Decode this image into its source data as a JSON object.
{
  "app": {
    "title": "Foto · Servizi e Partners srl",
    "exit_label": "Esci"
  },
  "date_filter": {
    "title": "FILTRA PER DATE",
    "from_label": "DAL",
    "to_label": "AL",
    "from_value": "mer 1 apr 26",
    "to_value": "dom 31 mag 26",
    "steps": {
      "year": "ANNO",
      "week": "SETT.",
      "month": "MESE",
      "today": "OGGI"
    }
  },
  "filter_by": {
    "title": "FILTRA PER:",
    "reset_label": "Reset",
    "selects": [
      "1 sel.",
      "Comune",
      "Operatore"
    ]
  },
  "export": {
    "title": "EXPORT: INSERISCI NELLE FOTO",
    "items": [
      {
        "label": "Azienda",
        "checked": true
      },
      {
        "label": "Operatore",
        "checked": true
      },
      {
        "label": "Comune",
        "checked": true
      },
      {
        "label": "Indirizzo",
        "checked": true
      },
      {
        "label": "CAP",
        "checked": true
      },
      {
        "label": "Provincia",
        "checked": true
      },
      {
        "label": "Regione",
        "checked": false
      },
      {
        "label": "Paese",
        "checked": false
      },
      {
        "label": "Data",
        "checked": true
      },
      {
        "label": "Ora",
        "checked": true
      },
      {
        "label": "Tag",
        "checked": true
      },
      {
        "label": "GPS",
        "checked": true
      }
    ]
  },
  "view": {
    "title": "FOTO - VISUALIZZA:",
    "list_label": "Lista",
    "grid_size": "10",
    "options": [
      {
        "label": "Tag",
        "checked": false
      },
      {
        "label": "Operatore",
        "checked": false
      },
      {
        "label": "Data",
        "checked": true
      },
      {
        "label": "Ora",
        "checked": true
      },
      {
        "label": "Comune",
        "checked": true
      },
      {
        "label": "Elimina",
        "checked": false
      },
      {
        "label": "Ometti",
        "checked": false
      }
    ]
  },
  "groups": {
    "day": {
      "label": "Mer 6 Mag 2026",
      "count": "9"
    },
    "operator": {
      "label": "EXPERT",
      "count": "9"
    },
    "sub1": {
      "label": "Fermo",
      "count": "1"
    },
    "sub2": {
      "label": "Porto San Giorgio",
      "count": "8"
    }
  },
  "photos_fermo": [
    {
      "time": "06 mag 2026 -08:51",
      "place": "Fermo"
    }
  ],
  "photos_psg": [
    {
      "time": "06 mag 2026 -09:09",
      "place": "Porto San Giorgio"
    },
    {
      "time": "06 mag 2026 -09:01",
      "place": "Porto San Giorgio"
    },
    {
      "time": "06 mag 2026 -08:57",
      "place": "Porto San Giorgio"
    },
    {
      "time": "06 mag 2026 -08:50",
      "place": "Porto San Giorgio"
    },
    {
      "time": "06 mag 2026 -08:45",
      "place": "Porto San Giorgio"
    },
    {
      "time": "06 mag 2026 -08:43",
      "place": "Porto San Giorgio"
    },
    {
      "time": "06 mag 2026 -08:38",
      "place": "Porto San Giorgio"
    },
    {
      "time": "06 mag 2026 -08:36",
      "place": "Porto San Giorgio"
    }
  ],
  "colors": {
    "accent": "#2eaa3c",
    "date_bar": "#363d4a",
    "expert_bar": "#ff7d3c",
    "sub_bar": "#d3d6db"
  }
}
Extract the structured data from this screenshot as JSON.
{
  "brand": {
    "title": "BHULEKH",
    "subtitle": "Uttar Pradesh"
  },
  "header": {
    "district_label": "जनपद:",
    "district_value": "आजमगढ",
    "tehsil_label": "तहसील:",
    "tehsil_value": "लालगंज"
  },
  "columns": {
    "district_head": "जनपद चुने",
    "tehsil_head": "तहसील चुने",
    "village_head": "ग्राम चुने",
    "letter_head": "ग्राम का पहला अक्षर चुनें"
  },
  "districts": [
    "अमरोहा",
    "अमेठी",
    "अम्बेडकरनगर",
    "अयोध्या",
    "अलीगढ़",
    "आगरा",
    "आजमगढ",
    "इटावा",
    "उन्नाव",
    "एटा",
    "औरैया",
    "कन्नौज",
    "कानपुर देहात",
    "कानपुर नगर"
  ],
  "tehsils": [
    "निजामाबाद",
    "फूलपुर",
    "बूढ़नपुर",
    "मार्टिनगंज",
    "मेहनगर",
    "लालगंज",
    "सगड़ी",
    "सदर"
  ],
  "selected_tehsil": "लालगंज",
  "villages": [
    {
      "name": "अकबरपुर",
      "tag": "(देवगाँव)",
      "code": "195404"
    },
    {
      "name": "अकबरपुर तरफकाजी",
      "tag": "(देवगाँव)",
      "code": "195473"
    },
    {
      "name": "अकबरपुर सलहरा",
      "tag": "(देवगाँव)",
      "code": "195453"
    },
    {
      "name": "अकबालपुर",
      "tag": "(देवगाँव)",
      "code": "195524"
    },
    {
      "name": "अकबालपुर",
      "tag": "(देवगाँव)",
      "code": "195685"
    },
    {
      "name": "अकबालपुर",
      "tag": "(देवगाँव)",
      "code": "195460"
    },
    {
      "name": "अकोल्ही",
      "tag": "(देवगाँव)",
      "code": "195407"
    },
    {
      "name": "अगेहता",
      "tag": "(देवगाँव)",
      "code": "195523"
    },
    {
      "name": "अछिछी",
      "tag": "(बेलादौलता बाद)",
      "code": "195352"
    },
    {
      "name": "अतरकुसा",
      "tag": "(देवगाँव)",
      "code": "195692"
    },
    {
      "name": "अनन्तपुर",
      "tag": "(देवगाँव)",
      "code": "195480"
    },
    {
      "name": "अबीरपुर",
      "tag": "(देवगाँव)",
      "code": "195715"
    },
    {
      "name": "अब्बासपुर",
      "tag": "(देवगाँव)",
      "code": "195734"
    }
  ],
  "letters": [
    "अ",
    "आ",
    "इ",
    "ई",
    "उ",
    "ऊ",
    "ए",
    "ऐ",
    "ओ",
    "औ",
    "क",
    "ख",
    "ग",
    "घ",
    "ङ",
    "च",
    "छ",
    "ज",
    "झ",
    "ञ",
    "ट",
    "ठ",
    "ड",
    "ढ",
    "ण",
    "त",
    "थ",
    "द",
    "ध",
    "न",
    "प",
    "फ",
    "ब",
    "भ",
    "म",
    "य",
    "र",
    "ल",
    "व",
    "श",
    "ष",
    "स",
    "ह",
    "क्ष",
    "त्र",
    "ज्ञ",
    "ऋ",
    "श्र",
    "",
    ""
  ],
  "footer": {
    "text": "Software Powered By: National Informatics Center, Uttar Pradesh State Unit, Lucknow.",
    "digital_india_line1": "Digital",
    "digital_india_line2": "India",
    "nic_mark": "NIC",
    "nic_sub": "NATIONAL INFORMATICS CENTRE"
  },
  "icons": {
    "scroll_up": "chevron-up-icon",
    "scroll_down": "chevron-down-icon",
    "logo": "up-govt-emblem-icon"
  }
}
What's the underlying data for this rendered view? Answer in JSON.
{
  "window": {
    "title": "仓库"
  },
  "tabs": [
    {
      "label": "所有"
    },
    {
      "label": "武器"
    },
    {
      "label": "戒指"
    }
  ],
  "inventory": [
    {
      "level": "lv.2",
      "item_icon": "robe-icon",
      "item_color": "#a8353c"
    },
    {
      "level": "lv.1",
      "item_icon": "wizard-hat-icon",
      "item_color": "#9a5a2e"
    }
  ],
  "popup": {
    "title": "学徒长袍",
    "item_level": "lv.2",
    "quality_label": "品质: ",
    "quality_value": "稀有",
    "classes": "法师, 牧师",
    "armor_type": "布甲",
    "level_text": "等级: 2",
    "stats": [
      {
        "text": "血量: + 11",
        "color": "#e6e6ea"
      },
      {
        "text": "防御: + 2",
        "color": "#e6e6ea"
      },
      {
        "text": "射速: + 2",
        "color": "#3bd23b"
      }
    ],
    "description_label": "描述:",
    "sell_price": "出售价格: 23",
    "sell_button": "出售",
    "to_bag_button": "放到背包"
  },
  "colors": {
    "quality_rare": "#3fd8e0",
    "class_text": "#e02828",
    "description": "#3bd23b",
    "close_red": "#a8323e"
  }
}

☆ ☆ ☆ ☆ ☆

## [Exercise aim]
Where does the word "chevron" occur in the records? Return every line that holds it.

## [Result of this exercise]
    "scroll_up": "chevron-up-icon",
    "scroll_down": "chevron-down-icon",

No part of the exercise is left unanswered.